Something along the lines of Delilah, the lookout tower, and the Shoshone all being dreamy constructions in Henry’s head, coping mechanisms for an uncomfortable reality: like maybe ’s more prosaic take: that running away from your problems isn’t just a psychological flight of fancy explored in a daydream or a mind palace, but a real thing you can do, and if you do it, there are consequences., Henry would be perpetually stoned and named Zott Birdhouse, and he’d engage in elaborate and unusual sex with Delilah, a.k.a. The number of puns, though, would be basically the same.) Both — in fact, much of Pynchon’s fiction — deal with the disappointment and frustration in trying to unravel conspiracies that seem very important, but in execution they’re almost opposites.You are with Henry only as long as he distracts himself from his actual life.
Then, the ending itself puts the narrative in a new perspective: would Henry be out there in the woods investigating conspiracies at all if his life outside wasn’t painful and fraught? Since the game puts players in Henry’s shoes, you can see why players might feel the same. In some cases these revelations could have been better delivered.
Would he have taken the job if his wife hadn’t succumbed to early onset dementia? But he can’t forget her by running away and hiding in the woods; that’s not going to work. Ultimately, the plot of is irrelevant to what he’s struggling with in his life.“That was pretty disappointing,” concluded the You Tube star Pew Die Pie, as the credits rolled on the video of his playthrough. You, the game says outright in its prose prologue, are Henry. Every question in the mystery has an answer located somewhere in the game, but many of those answers are easy to miss, even for a player who wants to find them.
I don’t think players are there in the game — but a lot of players have been, and I think on that basis the game has caught more flack than it deserves on its merits as a piece of writing.
It also just doesn’t feel right, in terms of role-playing a character, to leisurely wander the woods in the idle hope of coming across a fun secret when Delilah is regularly assigning Henry one urgent task after another.
Brian Goodwin had been staying in the Shoshone with his father Ned, a fire lookout from a few years back.

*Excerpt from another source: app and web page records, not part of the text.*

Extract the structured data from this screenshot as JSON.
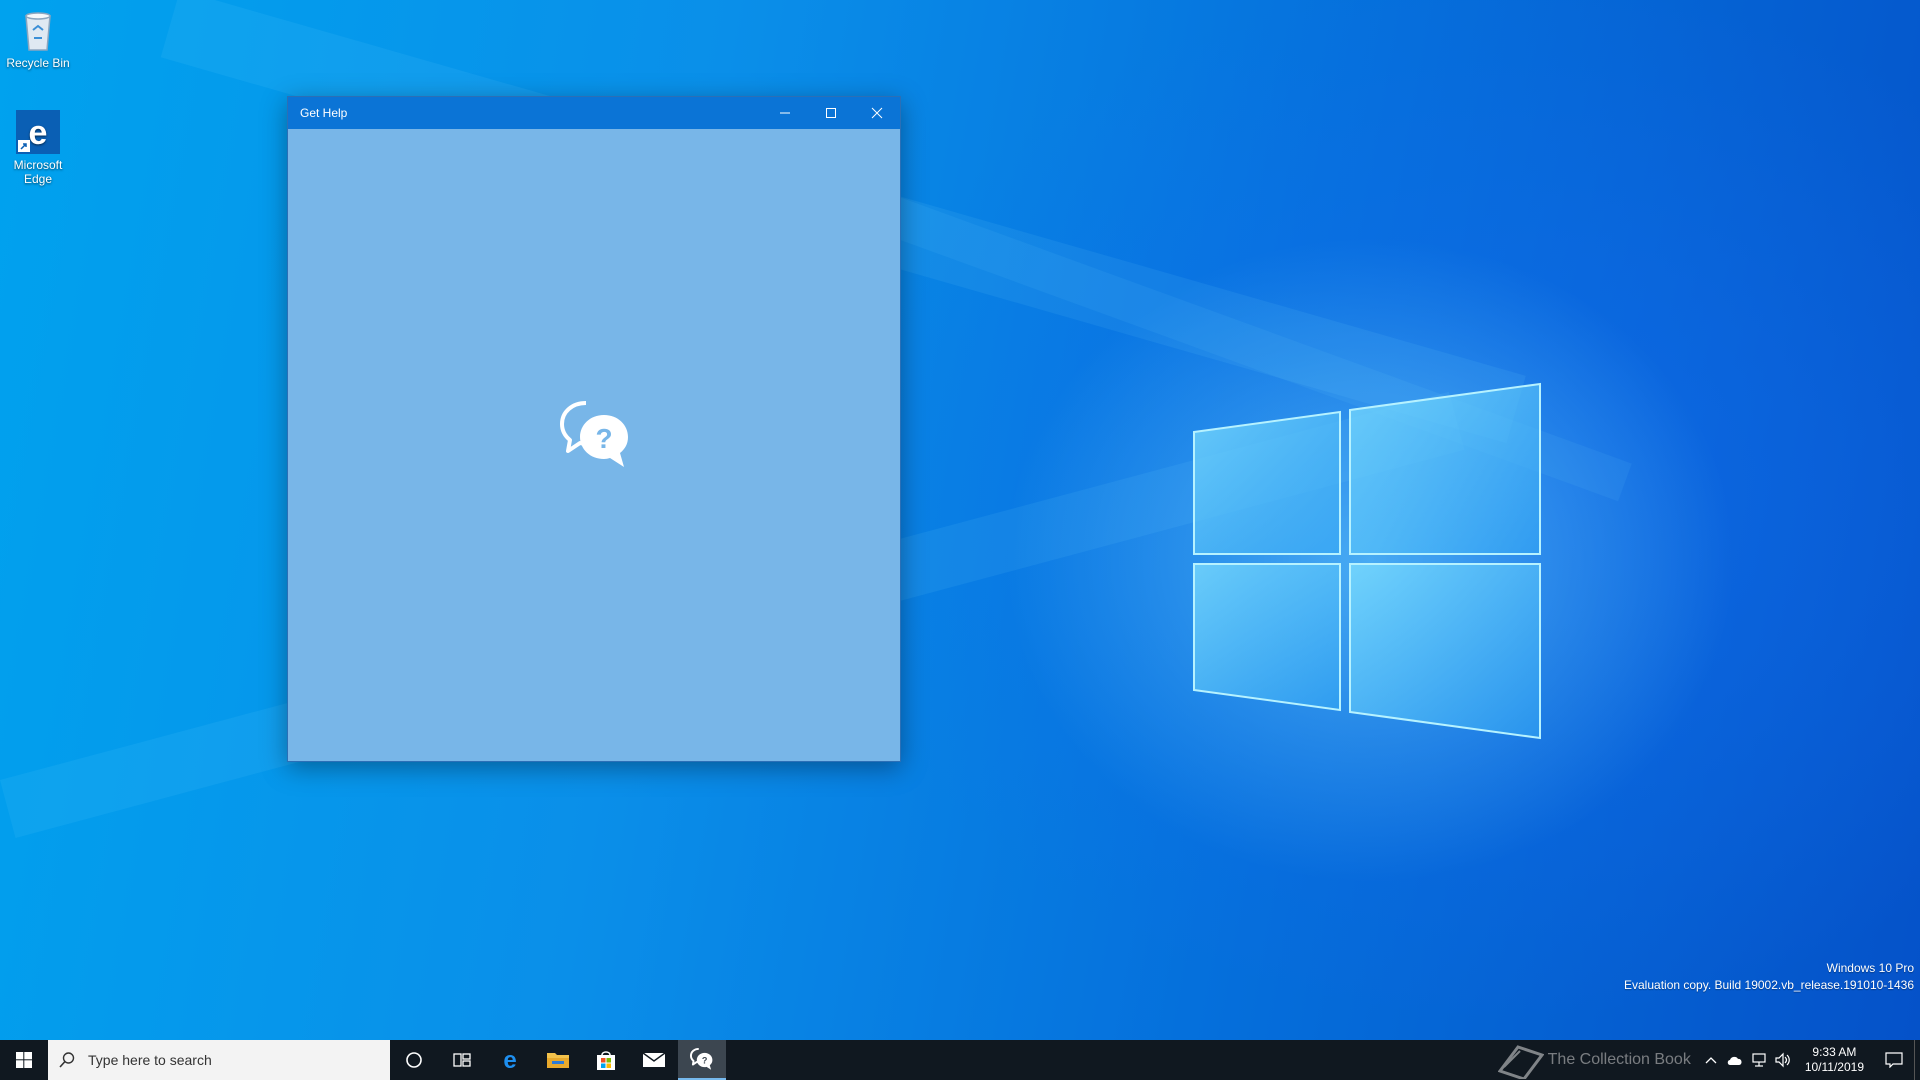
{
  "desktop": {
    "icons": [
      {
        "label": "Recycle Bin",
        "icon": "recycle-bin-icon"
      },
      {
        "label": "Microsoft Edge",
        "icon": "edge-icon"
      }
    ],
    "watermark": {
      "line1": "Windows 10 Pro",
      "line2": "Evaluation copy. Build 19002.vb_release.191010-1436"
    },
    "overlay_logo_text": "The Collection Book"
  },
  "window": {
    "title": "Get Help",
    "splash_icon": "get-help-icon",
    "controls": {
      "minimize": "minimize-icon",
      "maximize": "maximize-icon",
      "close": "close-icon"
    },
    "colors": {
      "titlebar": "#0b74d6",
      "body": "#78b6e8"
    }
  },
  "taskbar": {
    "search_placeholder": "Type here to search",
    "apps": [
      {
        "name": "cortana",
        "icon": "cortana-circle-icon"
      },
      {
        "name": "task-view",
        "icon": "task-view-icon"
      },
      {
        "name": "edge",
        "icon": "edge-icon"
      },
      {
        "name": "file-explorer",
        "icon": "folder-icon"
      },
      {
        "name": "store",
        "icon": "store-bag-icon"
      },
      {
        "name": "mail",
        "icon": "mail-icon"
      },
      {
        "name": "get-help",
        "icon": "get-help-icon",
        "active": true
      }
    ],
    "clock": {
      "time": "9:33 AM",
      "date": "10/11/2019"
    },
    "tray_icons": [
      "chevron-up-icon",
      "onedrive-icon",
      "network-icon",
      "volume-icon"
    ]
  }
}
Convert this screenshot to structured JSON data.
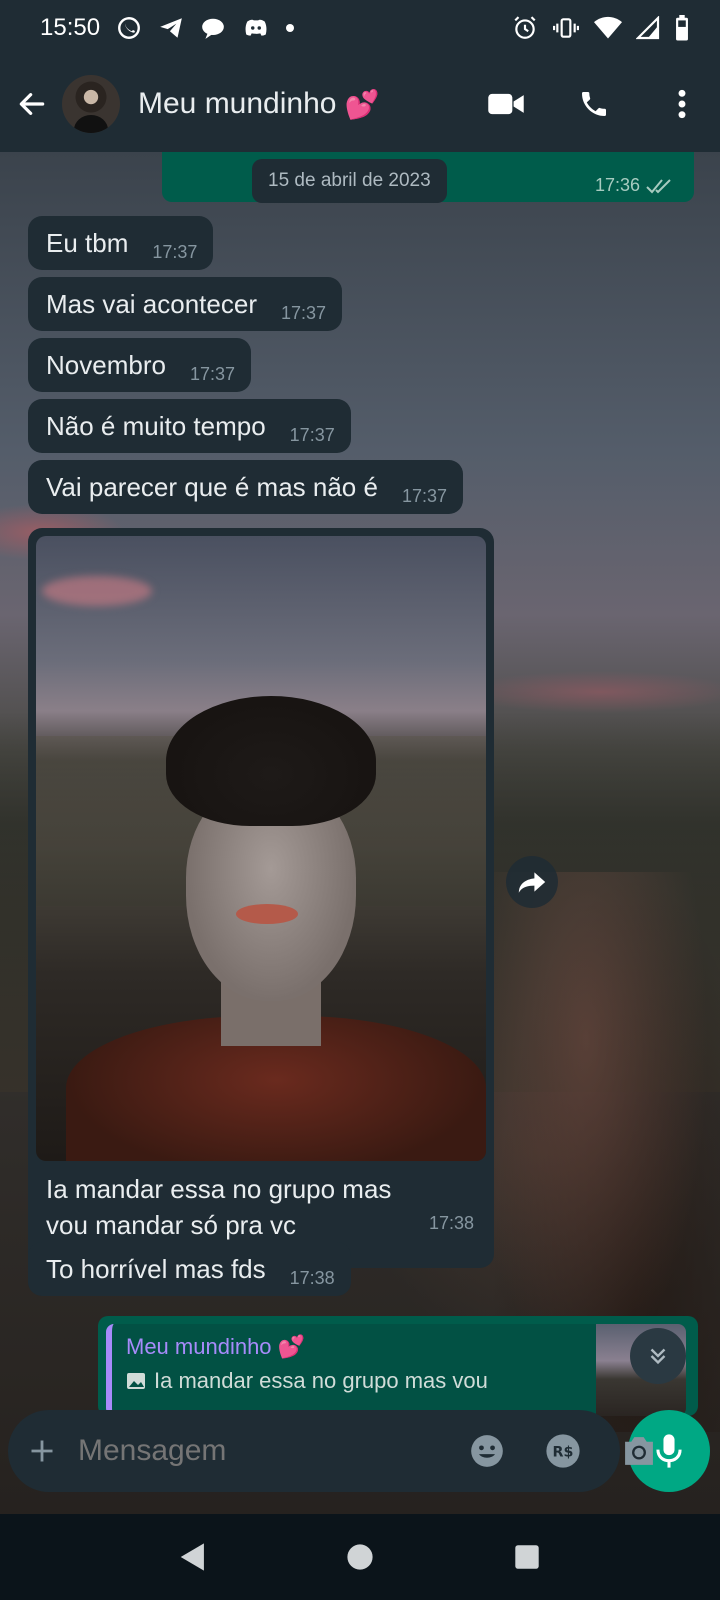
{
  "status_bar": {
    "time": "15:50",
    "icons_left": [
      "whatsapp-icon",
      "telegram-icon",
      "chat-bubble-icon",
      "discord-icon",
      "dot-icon"
    ],
    "icons_right": [
      "alarm-icon",
      "vibrate-icon",
      "wifi-icon",
      "signal-icon",
      "battery-icon"
    ]
  },
  "header": {
    "contact_name": "Meu mundinho",
    "contact_emoji": "💕",
    "actions": [
      "video-call-icon",
      "phone-icon",
      "more-vert-icon"
    ]
  },
  "chat": {
    "date_chip": "15 de abril de 2023",
    "top_outgoing_time": "17:36",
    "messages_in": [
      {
        "text": "Eu tbm",
        "time": "17:37"
      },
      {
        "text": "Mas vai acontecer",
        "time": "17:37"
      },
      {
        "text": "Novembro",
        "time": "17:37"
      },
      {
        "text": "Não é muito tempo",
        "time": "17:37"
      },
      {
        "text": "Vai parecer que é mas não é",
        "time": "17:37"
      }
    ],
    "media_message": {
      "caption_line1": "Ia mandar essa no grupo mas",
      "caption_line2": "vou mandar só pra vc",
      "time": "17:38"
    },
    "last_in": {
      "text": "To horrível mas fds",
      "time": "17:38"
    },
    "reply": {
      "author": "Meu mundinho",
      "author_emoji": "💕",
      "quoted_text": "Ia mandar essa no grupo mas vou"
    }
  },
  "composer": {
    "placeholder": "Mensagem"
  },
  "colors": {
    "header_bg": "#1f2c34",
    "outgoing_bubble": "#005c4b",
    "incoming_bubble": "#1f2c34",
    "accent": "#00a884",
    "reply_author": "#a78bfa"
  }
}
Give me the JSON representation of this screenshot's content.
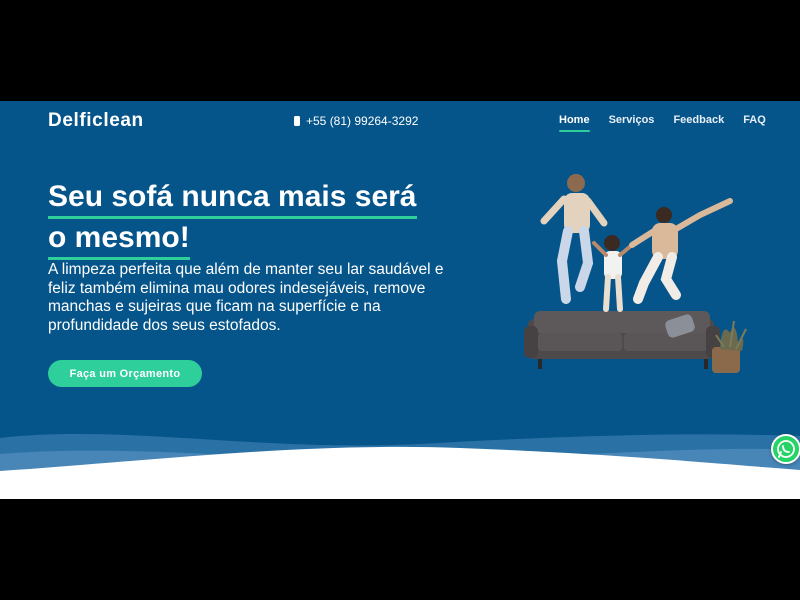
{
  "header": {
    "brand": "Delficlean",
    "phone": "+55 (81) 99264-3292",
    "nav": [
      {
        "label": "Home",
        "active": true
      },
      {
        "label": "Serviços",
        "active": false
      },
      {
        "label": "Feedback",
        "active": false
      },
      {
        "label": "FAQ",
        "active": false
      }
    ]
  },
  "hero": {
    "headline_line1": "Seu sofá nunca mais será",
    "headline_line2": "o mesmo!",
    "description": "A limpeza perfeita que além de manter seu lar saudável e feliz também elimina mau odores indesejáveis, remove manchas e sujeiras que ficam na superfície e na profundidade dos seus estofados.",
    "cta_label": "Faça um Orçamento"
  },
  "icons": {
    "phone": "phone-icon",
    "whatsapp": "whatsapp-icon"
  },
  "colors": {
    "hero_background": "#06558a",
    "accent": "#2ecf9a",
    "whatsapp": "#25d366"
  }
}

Henry’s paranoia comes to a crescendo and presently evaporates when he finds the body of a twelve-year old boy, killed in a climbing accident.The same authenticity is in , because the conspiracy actually is so minor, Henry and Delilah are able to work through it, grasp its dimensions and identify the rational, boring answer to each of its questions.There is no government experiment, there are no aliens, they’re not in Purgatory, and Delilah is exactly what she appeared to be.No, she says, he’s not dealing with his problems— and by the way, your problems aren’t always as bad as you think they are. Henry deal with his problems; it’ll be tedious and stressful and nobody’s going to think he’s a hero for doing it, but it’s nowhere near as insurmountable as he thinks.There’s optimism there, in the ending, if you want to take it.in great detail, with particular attention to its ending. You, Henry, don’t get the girl; you, Henry, are told to face up to your responsibilities; you, Henry, don’t feel like a hero; you, Henry, are disappointed.“I don’t feel,” Landis added in a later tweet, “like anticlimax’s [sic] are ever something that should be wilfully attempted.” Given how far and wild Henry’s imagination runs with the early rumblings of conspiracy, I can’t argue : Julia’s sharp descent into dementia and increasing need for full-time care return her, as if a child, to her parents in Australia. His shame and grief push him to take a solitary post as a fire lookout with the Forest Service. Delilah knew Brian wasn’t allowed to be out there, but she didn’t snitch because she’s cool.